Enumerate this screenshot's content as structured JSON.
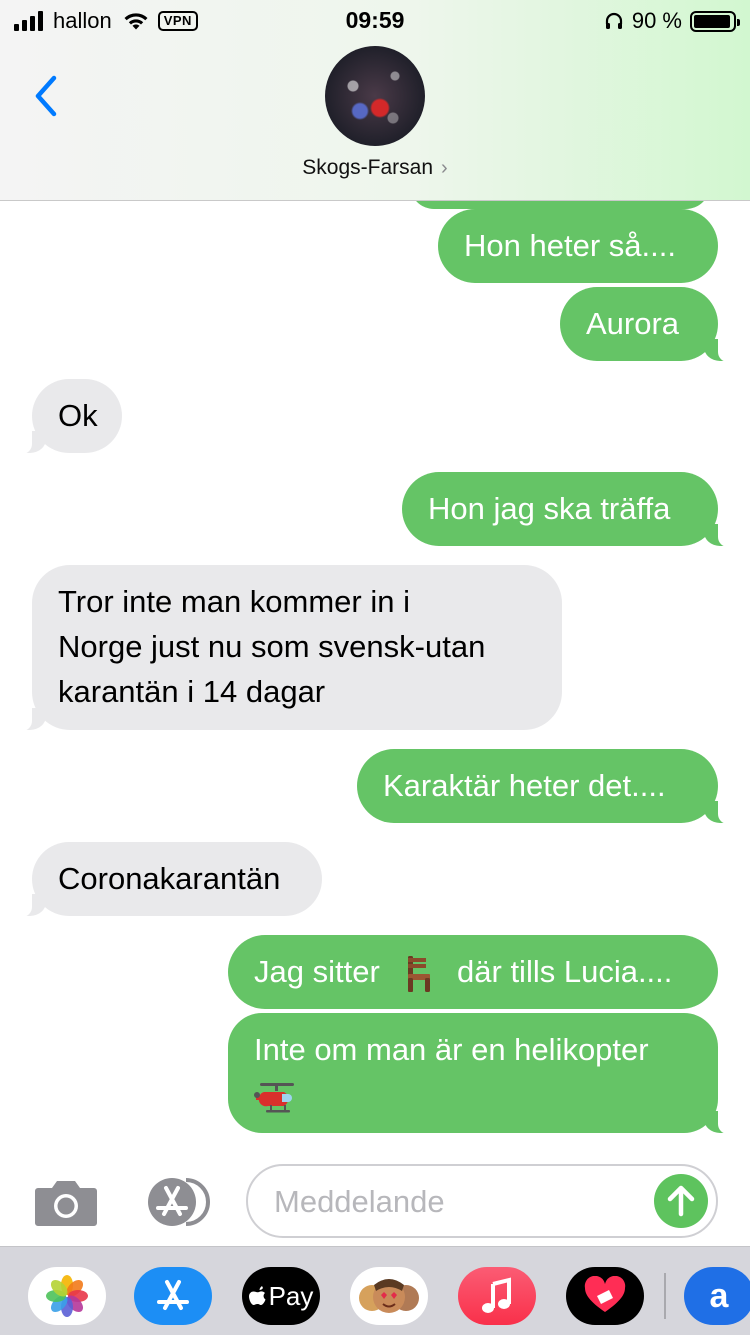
{
  "status_bar": {
    "carrier": "hallon",
    "vpn": "VPN",
    "time": "09:59",
    "battery": "90 %"
  },
  "header": {
    "contact_name": "Skogs-Farsan",
    "chevron": "›"
  },
  "messages": [
    {
      "from": "me",
      "text": "Hon heter så...."
    },
    {
      "from": "me",
      "text": "Aurora"
    },
    {
      "from": "them",
      "text": "Ok"
    },
    {
      "from": "me",
      "text": "Hon jag ska träffa"
    },
    {
      "from": "them",
      "lines": [
        "Tror inte man kommer in i",
        "Norge just nu som svensk-utan",
        "karantän i 14 dagar"
      ]
    },
    {
      "from": "me",
      "text": "Karaktär heter det...."
    },
    {
      "from": "them",
      "text": "Coronakarantän"
    },
    {
      "from": "me",
      "text_before": "Jag sitter",
      "emoji": "chair",
      "text_after": "där tills Lucia...."
    },
    {
      "from": "me",
      "text": "Inte om man är en helikopter",
      "emoji": "helicopter"
    }
  ],
  "input": {
    "placeholder": "Meddelande"
  },
  "app_drawer": {
    "apps": [
      "photos-app",
      "app-store-app",
      "apple-pay-app",
      "memoji-app",
      "music-app",
      "digital-touch-app",
      "amazon-app"
    ],
    "apple_pay_label": "Pay",
    "amazon_label": "a"
  },
  "colors": {
    "outgoing_bubble": "#65c466",
    "incoming_bubble": "#e9e9eb",
    "accent_blue": "#007aff"
  }
}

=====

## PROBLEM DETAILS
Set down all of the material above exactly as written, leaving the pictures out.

## EXERCISE ANSWER
Enumerate this screenshot's content as structured JSON.
{
  "status_bar": {
    "carrier": "hallon",
    "vpn": "VPN",
    "time": "09:59",
    "battery": "90 %"
  },
  "header": {
    "contact_name": "Skogs-Farsan",
    "chevron": "›"
  },
  "messages": [
    {
      "from": "me",
      "text": "Hon heter så...."
    },
    {
      "from": "me",
      "text": "Aurora"
    },
    {
      "from": "them",
      "text": "Ok"
    },
    {
      "from": "me",
      "text": "Hon jag ska träffa"
    },
    {
      "from": "them",
      "lines": [
        "Tror inte man kommer in i",
        "Norge just nu som svensk-utan",
        "karantän i 14 dagar"
      ]
    },
    {
      "from": "me",
      "text": "Karaktär heter det...."
    },
    {
      "from": "them",
      "text": "Coronakarantän"
    },
    {
      "from": "me",
      "text_before": "Jag sitter",
      "emoji": "chair",
      "text_after": "där tills Lucia...."
    },
    {
      "from": "me",
      "text": "Inte om man är en helikopter",
      "emoji": "helicopter"
    }
  ],
  "input": {
    "placeholder": "Meddelande"
  },
  "app_drawer": {
    "apps": [
      "photos-app",
      "app-store-app",
      "apple-pay-app",
      "memoji-app",
      "music-app",
      "digital-touch-app",
      "amazon-app"
    ],
    "apple_pay_label": "Pay",
    "amazon_label": "a"
  },
  "colors": {
    "outgoing_bubble": "#65c466",
    "incoming_bubble": "#e9e9eb",
    "accent_blue": "#007aff"
  }
}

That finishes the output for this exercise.